I had mixed results with the sealed enclosure and moved to ported designs.  With the Subs hidden and few paths out of the box I was limited.  The idea of a 4″ hole in the top of a BW was asking for a spilled beer poured into your carefully tuned enclosure, this was no option.   The sound indeed sweetened in the tests, so the ported enclosure was the option I was digging, but why not get even crazier.  If we could build a Bass Horn transmission line within the painted sealed finished enclosure we could port the subs out the back in style and offer a chance for that bass frequency to develop as it wove its way through the path of least resistance.

-This is a stock image, but it’s a good visual aid to show what’s happening in the center of our BW.  Each Sub box has a channel that connects near the top the exits out the back through very cleverly hidden ports.

Step Eight- Hand her over to Con Bro Chill for final touches

The BW is alive and is a real show stopper.  Con Bro Chill had found a sponsor to absorb the costs of such a noble undertaking and Bud Light  raised their hand to promote their new fruity beverage the call the Rita.  A Summer treat that needed to be shared.  I integrated a sleeved umbrella stand for lack of a better term to hold accessories that the BW would use like a swiss army knife.  The setting for the Party March was a LimeRita tree.  It towered above everyone and acted as the flag for Party Central.



-Brightly colored and laced with LED Lights, the Lime Rita tree was the first symbol that BW would raise to get the party started.  I imagine a flagpole to come, or an extra large umbrella to shade you as you make your way wherever the party takes you.    The White clean BW was treated to a dash of color and the Neon Army did their thing.  Each corner was wrapped in a Neon Vinyl and took my Munko and turned him into a party Simon

-Case of Bass approves of Simon and all things Simon related.

Step Nine-Assemble the Troops and get Ready to PARTY

The Battle Wagon was only the chest of the Boombox Voltron that we had envisioned.  In addition to this crazy creation we needed a gaggle of unique Neon Army Boomboxes to spread the beats throughout the March.  Inspired and determined we hand build a fleet of colorful craziness.

-Designed digitally to represent the Neon Army 10 blasters were laser cut and powder coated out of high grade Aluminum.  Light and strong they clad a Russian Birch sub box that is also wrapped in a black laminate to accentuate and protect the  contents while making the colors pop.

-Each box has a coordinating colored acrylic window illuminated with LEDs from within.  They are a team, but each one is unique and special.



“Pants Down Thumbs Up” is the slogan and we embraced it on the Trunk of the BW
Let’s Light this Candle!!

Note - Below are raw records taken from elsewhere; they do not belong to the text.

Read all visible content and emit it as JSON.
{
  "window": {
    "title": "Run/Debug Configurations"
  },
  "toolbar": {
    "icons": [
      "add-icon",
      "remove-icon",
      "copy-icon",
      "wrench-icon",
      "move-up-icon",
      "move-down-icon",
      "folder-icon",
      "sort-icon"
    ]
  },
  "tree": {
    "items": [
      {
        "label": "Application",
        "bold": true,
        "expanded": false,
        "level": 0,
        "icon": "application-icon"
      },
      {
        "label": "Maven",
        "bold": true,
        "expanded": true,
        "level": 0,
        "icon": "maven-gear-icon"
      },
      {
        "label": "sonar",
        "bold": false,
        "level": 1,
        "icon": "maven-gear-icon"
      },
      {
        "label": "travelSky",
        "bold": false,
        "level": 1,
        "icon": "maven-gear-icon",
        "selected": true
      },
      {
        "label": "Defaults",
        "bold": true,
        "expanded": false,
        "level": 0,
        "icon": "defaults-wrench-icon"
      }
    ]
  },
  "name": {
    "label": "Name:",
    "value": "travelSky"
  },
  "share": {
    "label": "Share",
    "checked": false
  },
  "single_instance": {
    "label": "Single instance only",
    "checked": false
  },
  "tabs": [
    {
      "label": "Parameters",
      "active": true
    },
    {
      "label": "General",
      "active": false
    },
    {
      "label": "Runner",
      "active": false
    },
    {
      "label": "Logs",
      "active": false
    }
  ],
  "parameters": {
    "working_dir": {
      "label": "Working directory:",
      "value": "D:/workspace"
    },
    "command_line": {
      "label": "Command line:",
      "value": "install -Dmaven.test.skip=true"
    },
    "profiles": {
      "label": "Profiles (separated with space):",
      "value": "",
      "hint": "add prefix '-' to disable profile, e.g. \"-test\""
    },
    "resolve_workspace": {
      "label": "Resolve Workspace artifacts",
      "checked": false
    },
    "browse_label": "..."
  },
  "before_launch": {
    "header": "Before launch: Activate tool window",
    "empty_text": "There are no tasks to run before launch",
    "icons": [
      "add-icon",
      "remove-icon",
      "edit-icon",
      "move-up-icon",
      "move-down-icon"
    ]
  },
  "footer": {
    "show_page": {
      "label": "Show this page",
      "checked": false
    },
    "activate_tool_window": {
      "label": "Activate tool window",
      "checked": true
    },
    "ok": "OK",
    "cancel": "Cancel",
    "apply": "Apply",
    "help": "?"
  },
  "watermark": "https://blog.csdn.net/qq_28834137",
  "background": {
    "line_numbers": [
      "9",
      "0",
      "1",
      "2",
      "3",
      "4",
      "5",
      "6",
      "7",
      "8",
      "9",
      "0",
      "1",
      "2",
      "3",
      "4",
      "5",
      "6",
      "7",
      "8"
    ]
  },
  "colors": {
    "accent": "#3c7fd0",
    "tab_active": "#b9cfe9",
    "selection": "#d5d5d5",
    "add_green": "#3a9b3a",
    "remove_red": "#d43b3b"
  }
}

Step Ten-Party

The Party March assembled and the joy and celebration vibe was high.  Con Bro Chill made it fun for everybody and it was truly a delight to work with them.  I see it as the beginning of a beautiful relationship.



Setting up and coordinating before the masses arrive



I was there with bells on and even though I worked for about a million hours prior to the event, the Party Spirit was with me and I smiled like a big idiot all day long.
Thank you Portland, OR for cultivating such creative sweetness.  You are a doll.